June 2017 • Annual Report
The 2016 SEI Year in Review highlights the work of the Software Engineering Institute undertaken in the fiscal year spanning October 1, 2015 to September 30, 2016.
Software Engineering Institute
Our military and civilian organizations increasingly look to software for ways to reach better decisions and assure their missions. This heavy reliance on software continually creates new challenges for the men and women of the Carnegie Mellon University Software Engineering Institute (SEI). In 2016, SEI technical staff tackled a range of tough, emerging problems confronting the Department of Defense (DoD), civilian government agencies, and industry. Among these are challenges related to increased software complexity, security concerns arising from hyper connectivity, the effective adoption of autonomous systems, and the best ways for humans and machines to interact. The SEI’s R&D in these and other areas addresses immediate needs facing the organizations we serve and helps move the software engineering and cybersecurity communities toward understand challenges that lie just over the horizon.
One such challenge is establishing trust between humans and autonomous systems. The Defense Science Board’s summer study on autonomy, which I had the honor to co-chair, published a report in 2016 that underscores the importance of this trust. Human-robot partnerships are a means to maintain the nation’s edge in mission settings, and assuring trust is crucial to accelerate DoD adoption of autonomous systems. SEI research on “Why Did the Robot Do That?” aims to build trust by creating a means for autonomous systems to explain their actions using natural language. When humans understand why autonomous systems behave as they do, their trust in these systems grows.
In other recent work related to autonomy, the SEI’s participation in the Robotic Operating System for military robots (ROS-M) is helping to foster innovation and security in unmanned systems while reducing system development time and costs. Our experts made key contributions to the ROS-M Cybersecurity and Software Process working groups and worked specifically to support the United States Army Tank Automotive Research, Development, and Engineering Center (TARDEC).
Automation can also provide the DoD a critical edge in software development. To this end, the SEI is researching the use of automated code repair to reduce software vulnerabilities. Our researchers are working with the DoD Software Assurance Community of Practice Working Group, CERDEC, and experts from Carnegie Mellon University to produce source code transformation tools they hope will reduce the number of secure coding rule violations requiring manual inspection by two orders of magnitude.
All SEI technical work demonstrates our ongoing commitment to fulfilling our mission as a DoD research and development center focused on software and cybersecurity concerns.
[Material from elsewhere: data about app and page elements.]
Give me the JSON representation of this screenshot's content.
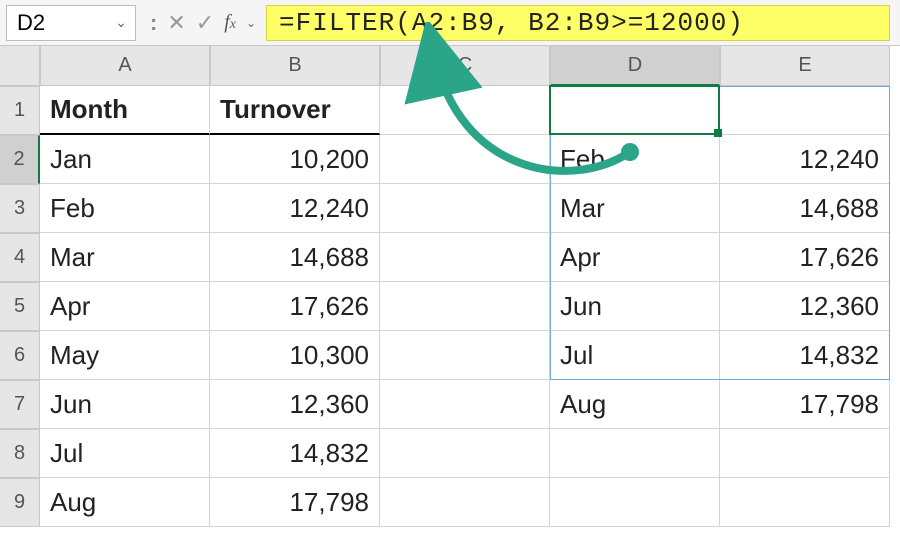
{
  "name_box": {
    "value": "D2"
  },
  "formula_bar": {
    "formula": "=FILTER(A2:B9, B2:B9>=12000)"
  },
  "columns": [
    "A",
    "B",
    "C",
    "D",
    "E"
  ],
  "rows": [
    "1",
    "2",
    "3",
    "4",
    "5",
    "6",
    "7",
    "8",
    "9"
  ],
  "headers": {
    "month": "Month",
    "turnover": "Turnover"
  },
  "source": [
    {
      "month": "Jan",
      "turnover": "10,200"
    },
    {
      "month": "Feb",
      "turnover": "12,240"
    },
    {
      "month": "Mar",
      "turnover": "14,688"
    },
    {
      "month": "Apr",
      "turnover": "17,626"
    },
    {
      "month": "May",
      "turnover": "10,300"
    },
    {
      "month": "Jun",
      "turnover": "12,360"
    },
    {
      "month": "Jul",
      "turnover": "14,832"
    },
    {
      "month": "Aug",
      "turnover": "17,798"
    }
  ],
  "result": [
    {
      "month": "Feb",
      "turnover": "12,240"
    },
    {
      "month": "Mar",
      "turnover": "14,688"
    },
    {
      "month": "Apr",
      "turnover": "17,626"
    },
    {
      "month": "Jun",
      "turnover": "12,360"
    },
    {
      "month": "Jul",
      "turnover": "14,832"
    },
    {
      "month": "Aug",
      "turnover": "17,798"
    }
  ],
  "icons": {
    "chevron_down": "⌄",
    "cancel": "✕",
    "enter": "✓",
    "dots": ":"
  }
}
SEI researchers, engineers, and operational staff strive to carry out the mission in a way that promotes diversity and inclusion.
Paul D. Nielsen
Director and CEO